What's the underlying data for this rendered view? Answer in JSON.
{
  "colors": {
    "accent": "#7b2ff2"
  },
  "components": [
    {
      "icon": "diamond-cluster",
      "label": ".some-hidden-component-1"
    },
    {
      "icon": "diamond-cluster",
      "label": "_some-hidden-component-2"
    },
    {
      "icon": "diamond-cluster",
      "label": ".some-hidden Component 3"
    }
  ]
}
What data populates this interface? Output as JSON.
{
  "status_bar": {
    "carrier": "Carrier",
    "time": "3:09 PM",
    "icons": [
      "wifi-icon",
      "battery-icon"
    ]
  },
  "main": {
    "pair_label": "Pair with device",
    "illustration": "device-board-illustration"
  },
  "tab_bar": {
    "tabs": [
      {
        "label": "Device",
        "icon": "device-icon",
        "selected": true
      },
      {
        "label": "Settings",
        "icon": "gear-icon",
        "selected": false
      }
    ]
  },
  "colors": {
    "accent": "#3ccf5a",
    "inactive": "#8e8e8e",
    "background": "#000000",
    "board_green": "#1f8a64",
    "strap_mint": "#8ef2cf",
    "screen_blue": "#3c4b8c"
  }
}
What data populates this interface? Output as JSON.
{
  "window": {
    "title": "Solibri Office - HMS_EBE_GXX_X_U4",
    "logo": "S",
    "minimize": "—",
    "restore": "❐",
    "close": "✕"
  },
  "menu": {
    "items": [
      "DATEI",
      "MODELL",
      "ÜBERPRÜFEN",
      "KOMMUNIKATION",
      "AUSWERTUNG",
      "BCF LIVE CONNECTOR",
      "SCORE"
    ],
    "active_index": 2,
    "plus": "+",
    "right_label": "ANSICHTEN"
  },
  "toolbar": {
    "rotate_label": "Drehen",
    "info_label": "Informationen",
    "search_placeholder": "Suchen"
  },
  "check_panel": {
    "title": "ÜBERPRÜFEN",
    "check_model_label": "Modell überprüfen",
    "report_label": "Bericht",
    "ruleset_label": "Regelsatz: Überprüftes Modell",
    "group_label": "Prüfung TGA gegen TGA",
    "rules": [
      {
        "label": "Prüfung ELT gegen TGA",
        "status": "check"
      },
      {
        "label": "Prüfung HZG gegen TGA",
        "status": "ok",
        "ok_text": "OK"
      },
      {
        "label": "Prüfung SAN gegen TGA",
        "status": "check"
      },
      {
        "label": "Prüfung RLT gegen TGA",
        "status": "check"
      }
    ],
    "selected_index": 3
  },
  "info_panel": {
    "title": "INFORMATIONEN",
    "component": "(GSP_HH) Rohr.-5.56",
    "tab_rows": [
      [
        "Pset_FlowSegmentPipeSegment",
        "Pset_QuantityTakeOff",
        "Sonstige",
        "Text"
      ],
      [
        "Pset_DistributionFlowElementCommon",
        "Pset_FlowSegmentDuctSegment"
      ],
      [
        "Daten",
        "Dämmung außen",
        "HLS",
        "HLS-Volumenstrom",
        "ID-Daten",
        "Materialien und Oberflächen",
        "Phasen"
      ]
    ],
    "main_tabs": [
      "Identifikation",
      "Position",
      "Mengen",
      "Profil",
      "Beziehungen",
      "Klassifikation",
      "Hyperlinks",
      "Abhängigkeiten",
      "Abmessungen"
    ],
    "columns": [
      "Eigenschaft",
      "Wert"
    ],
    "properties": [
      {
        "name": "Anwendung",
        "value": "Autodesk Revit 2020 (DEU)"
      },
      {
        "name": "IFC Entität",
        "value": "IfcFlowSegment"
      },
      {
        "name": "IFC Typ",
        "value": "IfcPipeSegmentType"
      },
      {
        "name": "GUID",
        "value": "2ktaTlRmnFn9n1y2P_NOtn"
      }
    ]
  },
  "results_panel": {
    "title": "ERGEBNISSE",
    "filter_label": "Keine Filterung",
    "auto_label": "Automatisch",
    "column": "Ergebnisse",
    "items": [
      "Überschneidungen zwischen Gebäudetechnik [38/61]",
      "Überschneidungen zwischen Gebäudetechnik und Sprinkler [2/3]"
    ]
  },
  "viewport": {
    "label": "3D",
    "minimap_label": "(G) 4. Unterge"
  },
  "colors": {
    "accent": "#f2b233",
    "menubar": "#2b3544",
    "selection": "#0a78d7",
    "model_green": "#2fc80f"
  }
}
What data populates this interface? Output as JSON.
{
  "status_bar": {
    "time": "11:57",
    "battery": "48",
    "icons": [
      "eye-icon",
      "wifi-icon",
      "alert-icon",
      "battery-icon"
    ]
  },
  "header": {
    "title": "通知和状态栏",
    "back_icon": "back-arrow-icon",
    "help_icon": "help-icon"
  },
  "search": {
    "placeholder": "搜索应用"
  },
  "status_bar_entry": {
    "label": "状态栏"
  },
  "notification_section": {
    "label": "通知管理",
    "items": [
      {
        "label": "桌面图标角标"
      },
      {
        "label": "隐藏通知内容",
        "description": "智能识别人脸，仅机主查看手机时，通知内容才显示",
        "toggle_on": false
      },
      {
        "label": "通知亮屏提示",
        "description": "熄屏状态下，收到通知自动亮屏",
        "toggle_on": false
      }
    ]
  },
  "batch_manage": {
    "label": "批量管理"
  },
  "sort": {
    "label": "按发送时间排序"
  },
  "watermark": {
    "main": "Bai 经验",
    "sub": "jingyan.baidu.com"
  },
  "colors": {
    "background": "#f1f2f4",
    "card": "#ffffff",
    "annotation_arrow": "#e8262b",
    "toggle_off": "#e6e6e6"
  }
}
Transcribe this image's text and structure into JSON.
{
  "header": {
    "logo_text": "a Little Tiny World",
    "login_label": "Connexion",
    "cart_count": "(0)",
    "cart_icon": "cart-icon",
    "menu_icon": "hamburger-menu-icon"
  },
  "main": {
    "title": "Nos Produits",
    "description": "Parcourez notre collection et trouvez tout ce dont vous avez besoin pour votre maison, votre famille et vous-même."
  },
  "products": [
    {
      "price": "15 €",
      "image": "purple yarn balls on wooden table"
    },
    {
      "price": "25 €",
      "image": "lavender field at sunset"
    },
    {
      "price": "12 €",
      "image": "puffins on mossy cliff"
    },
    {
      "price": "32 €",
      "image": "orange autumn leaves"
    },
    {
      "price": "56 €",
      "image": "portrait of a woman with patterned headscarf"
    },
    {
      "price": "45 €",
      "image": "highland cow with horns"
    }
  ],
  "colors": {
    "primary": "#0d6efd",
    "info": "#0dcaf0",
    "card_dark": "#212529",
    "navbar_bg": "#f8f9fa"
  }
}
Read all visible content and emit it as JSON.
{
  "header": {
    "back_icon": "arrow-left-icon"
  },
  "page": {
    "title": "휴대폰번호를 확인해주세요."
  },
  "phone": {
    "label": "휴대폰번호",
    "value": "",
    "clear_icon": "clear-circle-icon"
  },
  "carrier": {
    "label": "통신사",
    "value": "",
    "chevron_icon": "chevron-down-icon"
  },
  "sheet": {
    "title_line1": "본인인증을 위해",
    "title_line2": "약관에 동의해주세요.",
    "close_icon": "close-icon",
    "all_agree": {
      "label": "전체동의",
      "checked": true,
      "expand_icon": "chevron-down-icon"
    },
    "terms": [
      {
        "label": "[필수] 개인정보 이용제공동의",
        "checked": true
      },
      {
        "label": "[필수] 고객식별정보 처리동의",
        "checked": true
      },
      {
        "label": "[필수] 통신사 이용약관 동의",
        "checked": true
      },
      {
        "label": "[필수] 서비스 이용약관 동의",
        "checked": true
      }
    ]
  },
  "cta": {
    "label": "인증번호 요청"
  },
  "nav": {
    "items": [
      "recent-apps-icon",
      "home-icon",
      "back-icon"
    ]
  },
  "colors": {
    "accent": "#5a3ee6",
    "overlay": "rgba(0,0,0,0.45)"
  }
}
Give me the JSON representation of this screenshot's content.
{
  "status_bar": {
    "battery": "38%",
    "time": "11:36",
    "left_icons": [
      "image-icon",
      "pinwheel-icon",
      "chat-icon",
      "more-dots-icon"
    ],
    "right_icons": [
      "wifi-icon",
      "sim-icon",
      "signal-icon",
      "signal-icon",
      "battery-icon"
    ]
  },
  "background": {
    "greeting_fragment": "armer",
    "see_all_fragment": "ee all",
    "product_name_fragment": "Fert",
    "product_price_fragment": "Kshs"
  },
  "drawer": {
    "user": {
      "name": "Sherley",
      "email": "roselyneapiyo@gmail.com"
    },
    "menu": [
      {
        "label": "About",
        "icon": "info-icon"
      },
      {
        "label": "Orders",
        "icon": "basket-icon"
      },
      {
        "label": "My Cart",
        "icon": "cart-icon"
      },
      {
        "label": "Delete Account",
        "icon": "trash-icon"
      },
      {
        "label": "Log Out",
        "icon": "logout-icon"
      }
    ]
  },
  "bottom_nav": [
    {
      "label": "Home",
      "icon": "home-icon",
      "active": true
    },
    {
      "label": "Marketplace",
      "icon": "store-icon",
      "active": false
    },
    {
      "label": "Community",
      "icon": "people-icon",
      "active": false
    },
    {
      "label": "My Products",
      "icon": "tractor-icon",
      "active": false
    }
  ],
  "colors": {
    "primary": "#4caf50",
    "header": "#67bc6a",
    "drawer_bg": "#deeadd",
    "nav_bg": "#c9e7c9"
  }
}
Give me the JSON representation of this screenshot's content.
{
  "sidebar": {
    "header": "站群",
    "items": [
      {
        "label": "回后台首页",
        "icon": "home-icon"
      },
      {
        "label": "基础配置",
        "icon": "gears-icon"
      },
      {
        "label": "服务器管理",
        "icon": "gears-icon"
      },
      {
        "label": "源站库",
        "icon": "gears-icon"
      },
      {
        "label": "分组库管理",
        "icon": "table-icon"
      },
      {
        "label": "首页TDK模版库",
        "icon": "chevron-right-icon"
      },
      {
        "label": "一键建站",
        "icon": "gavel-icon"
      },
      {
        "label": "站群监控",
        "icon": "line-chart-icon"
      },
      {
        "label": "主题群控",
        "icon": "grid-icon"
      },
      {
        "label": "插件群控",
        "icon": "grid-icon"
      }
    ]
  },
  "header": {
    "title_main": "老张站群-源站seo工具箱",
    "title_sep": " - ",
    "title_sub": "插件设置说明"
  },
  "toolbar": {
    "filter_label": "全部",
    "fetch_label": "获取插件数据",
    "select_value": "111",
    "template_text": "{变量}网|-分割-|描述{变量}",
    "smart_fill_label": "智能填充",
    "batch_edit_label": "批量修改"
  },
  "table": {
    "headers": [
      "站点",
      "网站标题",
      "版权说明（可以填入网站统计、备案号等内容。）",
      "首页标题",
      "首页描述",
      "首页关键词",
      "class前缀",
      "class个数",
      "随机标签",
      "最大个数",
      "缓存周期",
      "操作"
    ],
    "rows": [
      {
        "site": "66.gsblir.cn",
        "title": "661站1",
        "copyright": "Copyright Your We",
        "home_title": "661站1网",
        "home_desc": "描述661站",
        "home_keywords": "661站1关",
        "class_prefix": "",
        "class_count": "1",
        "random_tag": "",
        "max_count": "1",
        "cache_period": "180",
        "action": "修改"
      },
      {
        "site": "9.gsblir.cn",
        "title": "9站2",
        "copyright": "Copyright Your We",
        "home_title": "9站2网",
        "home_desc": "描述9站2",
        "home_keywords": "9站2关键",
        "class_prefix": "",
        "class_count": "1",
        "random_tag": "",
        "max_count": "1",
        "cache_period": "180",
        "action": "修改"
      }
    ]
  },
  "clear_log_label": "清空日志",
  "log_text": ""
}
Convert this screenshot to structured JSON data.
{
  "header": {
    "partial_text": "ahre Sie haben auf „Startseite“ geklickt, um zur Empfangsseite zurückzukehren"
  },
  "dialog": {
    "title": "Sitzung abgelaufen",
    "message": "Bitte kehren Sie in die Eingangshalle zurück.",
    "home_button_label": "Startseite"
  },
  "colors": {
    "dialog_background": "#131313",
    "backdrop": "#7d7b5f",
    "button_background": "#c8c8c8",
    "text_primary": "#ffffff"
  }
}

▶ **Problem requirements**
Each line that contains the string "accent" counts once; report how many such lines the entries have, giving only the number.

▶ **Task solution**
4